Even today, the head honcho of Dymon Asia still works hard, at times even sleeping over at the office just to stay on top of the markets.
"Maybe it's from my badminton days, but I still keep a pillow in the office. Sometimes when the markets are very volatile, every minute matters – I'd rather stay in the office than spend time commuting between office and home. There’s no denying it – I have awkward sleeping habits. To trade global markets, you have to monitor them across different time zones. That's why I end up sleeping in spurts or at funny hours."
Danny adds that his wife, a former Economist at JP Morgan, and his mother did not understand initially why he continues to work so hard, especially since the fund is now well established.

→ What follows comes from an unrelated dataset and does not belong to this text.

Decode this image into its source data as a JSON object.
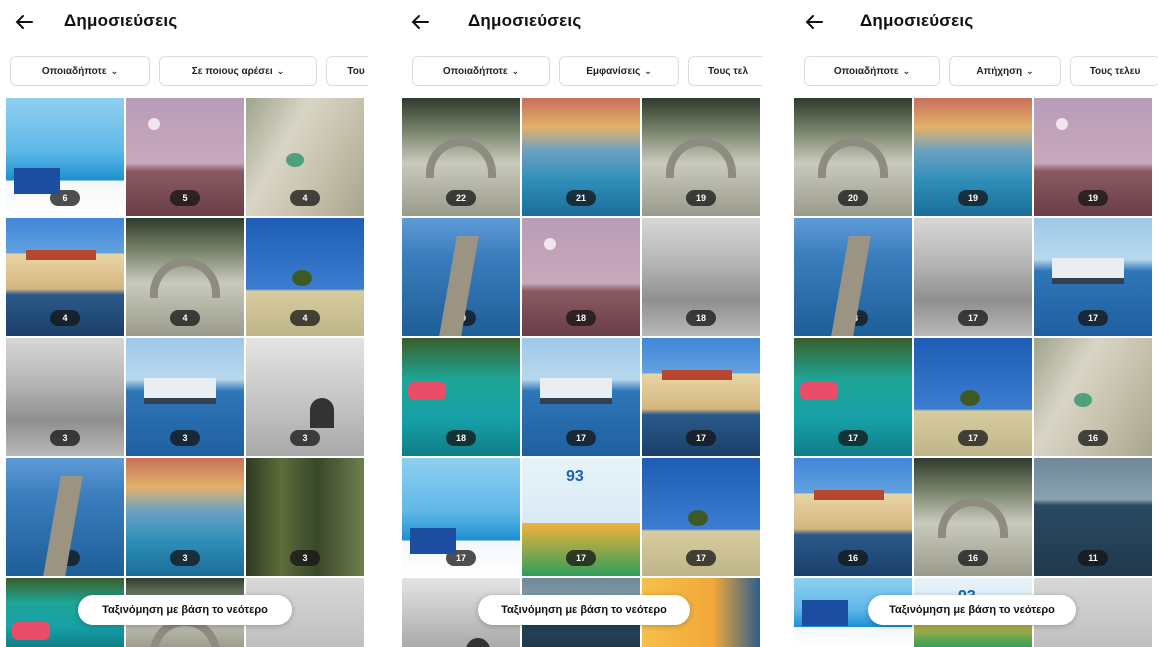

"This is what I love doing. It's what I enjoy. Look at the guys from the U.S., like Soros in his 80s and Louis Bacon in his 60s, they're all still going strong. To do well in investing, one has to be 100 per cent committed. The day one feels like slowing down, it is better to just retire. In this business, you are either 100 per cent engaged, or not at all. There is no in-between. I am fortunate that I have a passion for investing. If you’re in this only for the money, you will burn out quickly and end up quitting altogether."
Truly grateful for all the blessings and opportunities that have come his way, Danny believes in giving back to society.
He has established the Yong Hon Kong Foundation in memory of his late father, which, among other things, provides scholarships for St Joseph's Institution students from single-parent homes. Together with Keith Tan, he has also set up the Chong Pang GRC Scholarship for less-privileged Singaporean undergraduates.
Danny says he is in the midst of setting up the Ray of Hope Foundation that will focus on helping the less-privileged in Singapore. This is slated to be fully operational within the next six months.
"I often reflect, how does a hedge fund manager or a trader contribute to society? I am not an educator, I don't save lives, I don’t build buildings. What value do I add to society? Maybe my contribution to society is to use what I've made from the markets to help the less fortunate. To be the 'luck' for someone else, and pass forward the opportunities I've had in my life."